Thanks for your help - let's kick that funding into high gear and get thi great game (and expansion) into our hot little hands!

Wednesday, September 02, 2015

Odysseus is closing in on Ithaca!

I posted about a recent 5p test with my newfound playtest group, and since then I've gotten Winds of Fate to the table twice: with 4 players at Unpub Mini Az, and with 5 again last night.

Outcomes and the Death Spiral

For some reason - and I'm not 100% sure why - in both of those games the death spiral didn't occur, and in fact the Unpub game ended with a Safe Return, and in 2 different rounds last night Odysseus almost made it home as well.

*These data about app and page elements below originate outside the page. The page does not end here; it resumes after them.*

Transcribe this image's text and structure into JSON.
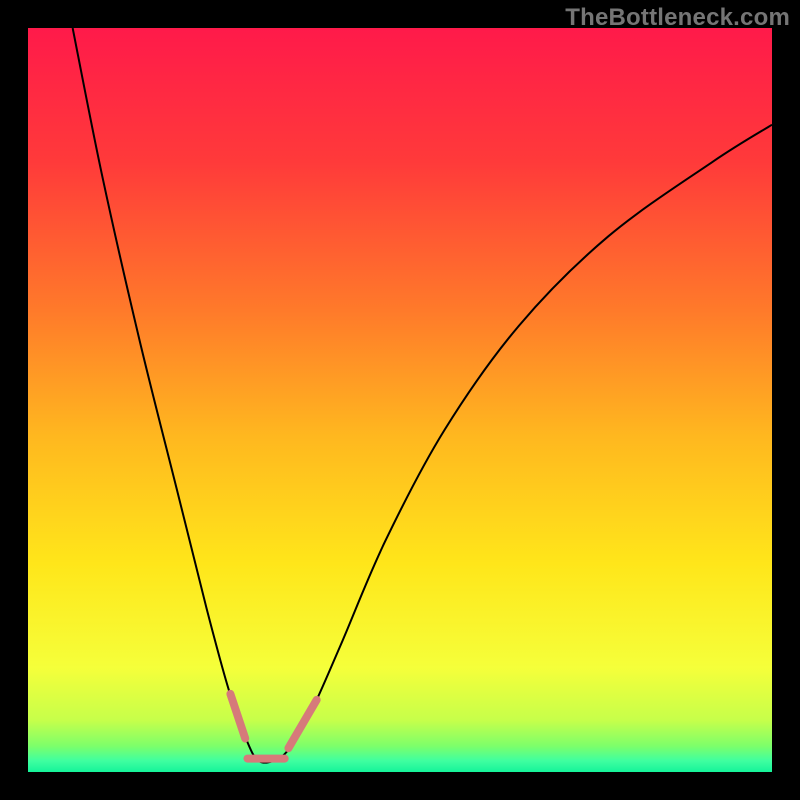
{
  "watermark": "TheBottleneck.com",
  "chart_data": {
    "type": "line",
    "title": "",
    "xlabel": "",
    "ylabel": "",
    "xlim": [
      0,
      100
    ],
    "ylim": [
      0,
      100
    ],
    "gradient_background": {
      "orientation": "vertical",
      "stops": [
        {
          "offset": 0.0,
          "color": "#ff1a4a"
        },
        {
          "offset": 0.18,
          "color": "#ff3a3a"
        },
        {
          "offset": 0.38,
          "color": "#ff7a2a"
        },
        {
          "offset": 0.55,
          "color": "#ffb81f"
        },
        {
          "offset": 0.72,
          "color": "#ffe61a"
        },
        {
          "offset": 0.86,
          "color": "#f5ff3a"
        },
        {
          "offset": 0.93,
          "color": "#c7ff4a"
        },
        {
          "offset": 0.965,
          "color": "#7dff6a"
        },
        {
          "offset": 0.985,
          "color": "#3fffa0"
        },
        {
          "offset": 1.0,
          "color": "#15f49a"
        }
      ]
    },
    "series": [
      {
        "name": "bottleneck-curve",
        "color": "#000000",
        "stroke_width": 2,
        "x": [
          6,
          10,
          15,
          20,
          24,
          27,
          29.5,
          31,
          33,
          35,
          38,
          42,
          48,
          56,
          66,
          78,
          92,
          100
        ],
        "y": [
          100,
          80,
          58,
          38,
          22,
          11,
          4,
          1.5,
          1.5,
          3,
          8,
          17,
          31,
          46,
          60,
          72,
          82,
          87
        ]
      }
    ],
    "highlight_segments": [
      {
        "name": "left-marker",
        "color": "#d67a7a",
        "stroke_width": 8,
        "linecap": "round",
        "x": [
          27.2,
          29.2
        ],
        "y": [
          10.5,
          4.5
        ]
      },
      {
        "name": "bottom-marker",
        "color": "#d67a7a",
        "stroke_width": 8,
        "linecap": "round",
        "x": [
          29.5,
          34.5
        ],
        "y": [
          1.8,
          1.8
        ]
      },
      {
        "name": "right-marker",
        "color": "#d67a7a",
        "stroke_width": 8,
        "linecap": "round",
        "x": [
          35.0,
          38.8
        ],
        "y": [
          3.2,
          9.7
        ]
      }
    ]
  }
}
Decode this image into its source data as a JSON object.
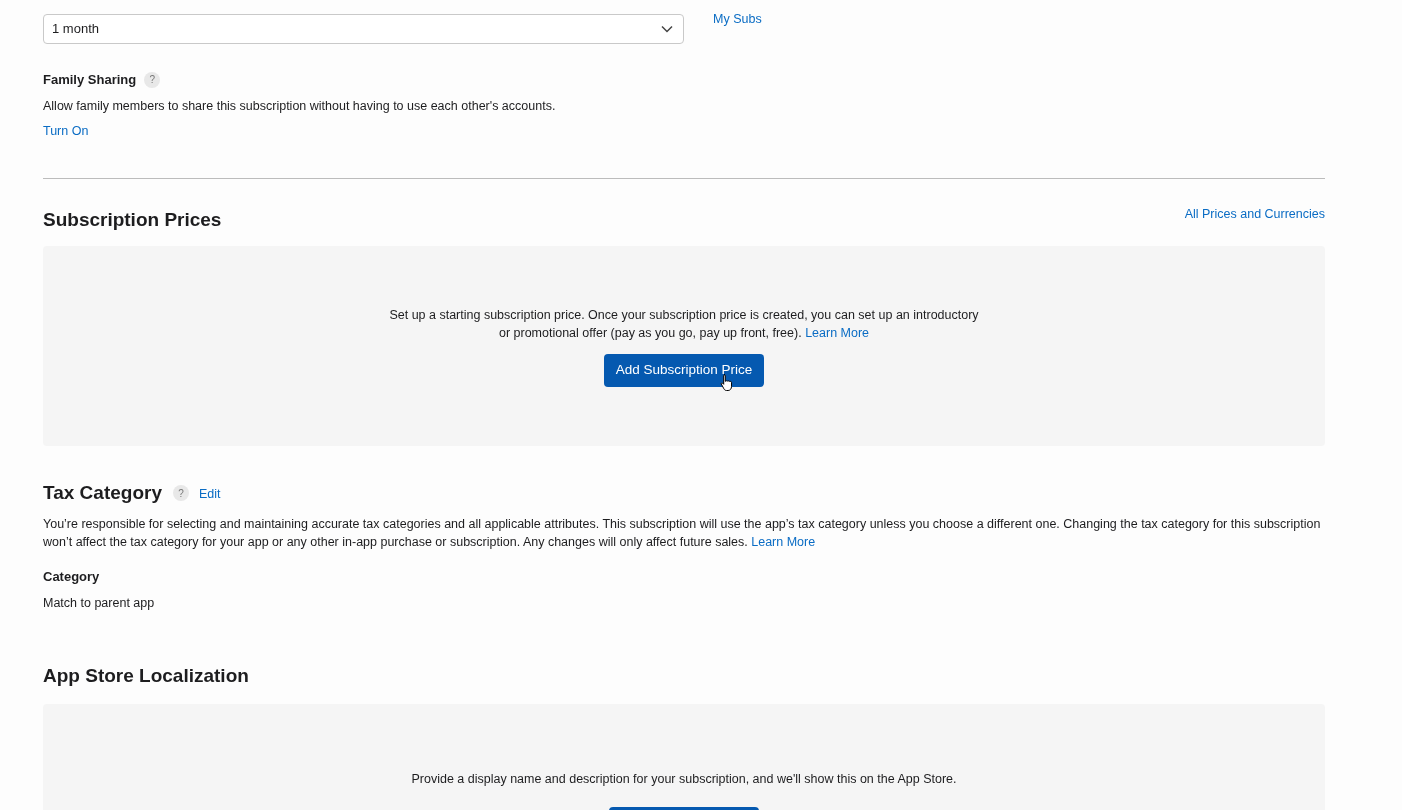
{
  "duration": {
    "value": "1 month"
  },
  "side_link": "My Subs",
  "family_sharing": {
    "label": "Family Sharing",
    "help": "?",
    "description": "Allow family members to share this subscription without having to use each other's accounts.",
    "action": "Turn On"
  },
  "subscription_prices": {
    "title": "Subscription Prices",
    "link": "All Prices and Currencies",
    "text": "Set up a starting subscription price. Once your subscription price is created, you can set up an introductory or promotional offer (pay as you go, pay up front, free).",
    "text_link": "Learn More",
    "button": "Add Subscription Price"
  },
  "tax_category": {
    "title": "Tax Category",
    "help": "?",
    "edit": "Edit",
    "text": "You’re responsible for selecting and maintaining accurate tax categories and all applicable attributes. This subscription will use the app’s tax category unless you choose a different one. Changing the tax category for this subscription won’t affect the tax category for your app or any other in-app purchase or subscription. Any changes will only affect future sales.",
    "text_link": "Learn More",
    "category_label": "Category",
    "category_value": "Match to parent app"
  },
  "localization": {
    "title": "App Store Localization",
    "text": "Provide a display name and description for your subscription, and we'll show this on the App Store."
  }
}
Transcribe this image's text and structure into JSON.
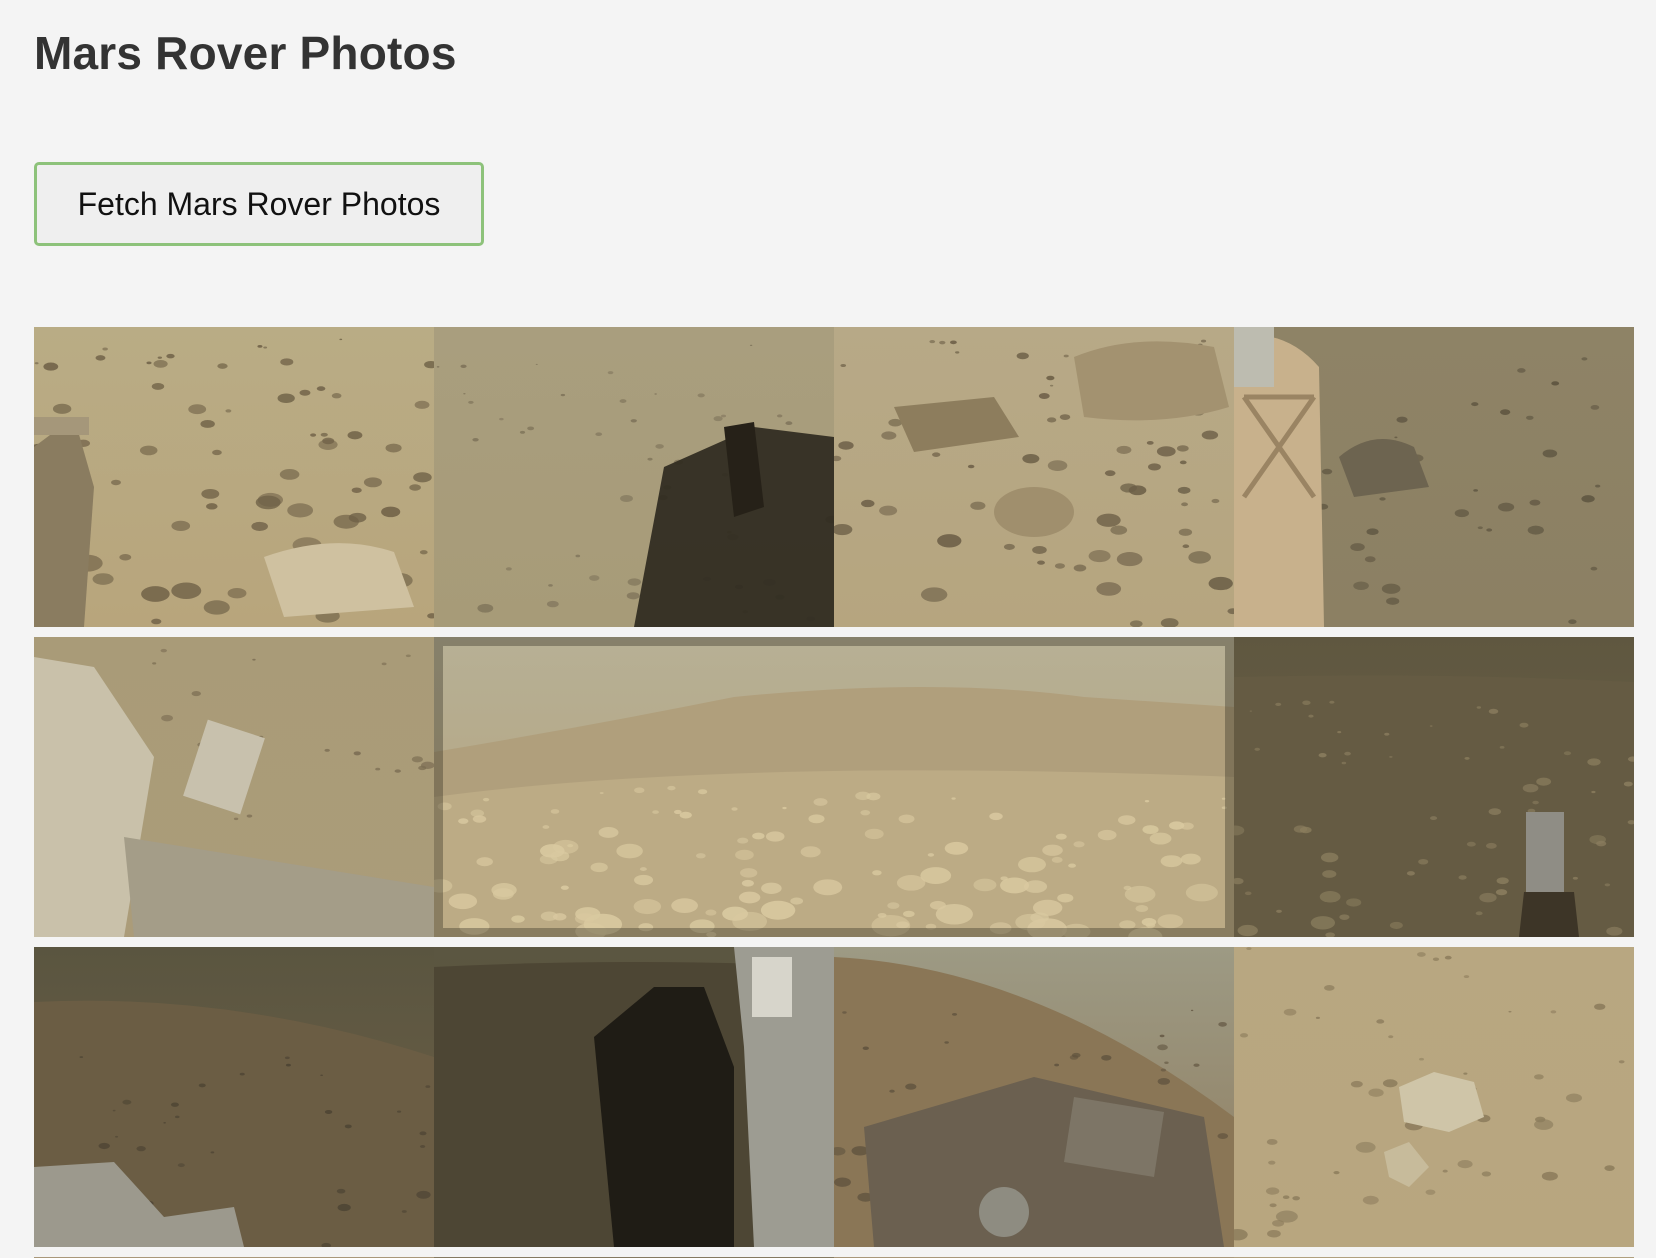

I changed the rule to be that after encountering a face down tile, the gods decide which direction Odysseus will go, but in neither case did that really come up. Perhaps players weren't driving him towards a death spiral - that could have contributed to the difference.

God Tiles

The god tiles seemed to have more of an impact in these last games as well, which is good. I think doubling up on their number was a good choice. In the next test I might reverse the scoring such that you get 2/6/12/20vp for having 1/2/3/4 DIFFERENT god tiles (rather than matching tiles). That way you get better score for diversifying, but you get stronger effects by specializing (like if you have 3 Hades tiles, you can kill off a lot of crew).

I'm also considering making Zeus "wild" and therefore trigger for EACH event (kill crew with Hades, revive crew with Dionysus, draw cards with Hermes) - but I'm not sure about that. I guess it would only matter for the players who get the Zeus tiles at Troy (first round), which might reward luck of the draw a bit.

Game Length

Both of these two playtests went very well, and the players all liked the game. The 4 player game took about an hour and a half, and the 5 player game took about 2 hours. Any longer and I think it would have been too long, but neither game seemed to overstay its welcome.

Reward + Consolation Reverse Turn Order

In both of those games I awarded both a Reward Tile and the Consolation when players passed, and that worked very well. I forgot at Unpub, but last night I awarded 1 additional card if you passed without having played any cards, and that worked, but I think I'll skip it from now on I don't think it's really necessary, it's an extra rule, and I don't like the idea of encouraging people to NOT play cards.

As for the number of rounds, last night they played through 7 rounds. At Unpub I think it was 6. In most cases it seems like maybe it's too easy to push the game toward round 12 with all the ways to advance the round marker. This may mean that Stranded is an easy outcome to bet on, or to make happen. I don't like that. I'm going to try changing the "advance round marker" action provided by one Reward tile and one card in each deck changed to "move the round marker up to 1 space in either direction."

Timeline and Destiny Rewards

I've been using the "add 1 cube per player, and then divide all cubes between qualifying shares" format, and it has worked alright, but it's complicated to explain and it involves more math than it should to resolve. For the Timeline bet I think I'll go back to a static pool of VPs. I used to use 30vp, which seemed to work, but maybe scaling it for player count would be better. So I might try 5vp/player, or 15/20/25vp for 3/4/5 players.

For the Destiny reward I might do the same thing, but for the next test I'll try something a little different... I am thinking that players could take a Destiny action each round when they place their Path bet (so you place 2 cubes, not just 1), and then at the end of the game the player with the most cubes on the correct outcome gets a bonus (a Zeus tile), and then players simply gather up their cubes from the correct outcome. I figure games will last about 6-8 rounds, so if you pick an outcome and stick with it every turn, and it turns out to be correct, then you'll score 12-16 points, plus maybe a bonus worth 2, 4, 6, or 8 points.

Next Playtest

I'm looking forward to getting this to the table again soon. I am going to a game store tomorrow night, but I don't know if anyone there will want to play O:WoF, but I'm also going to the Strategicon game convention in L.A. this weekend, and I'm sure I'll be able to drum up a playtest there. I can't wait to see these last few things tighten up!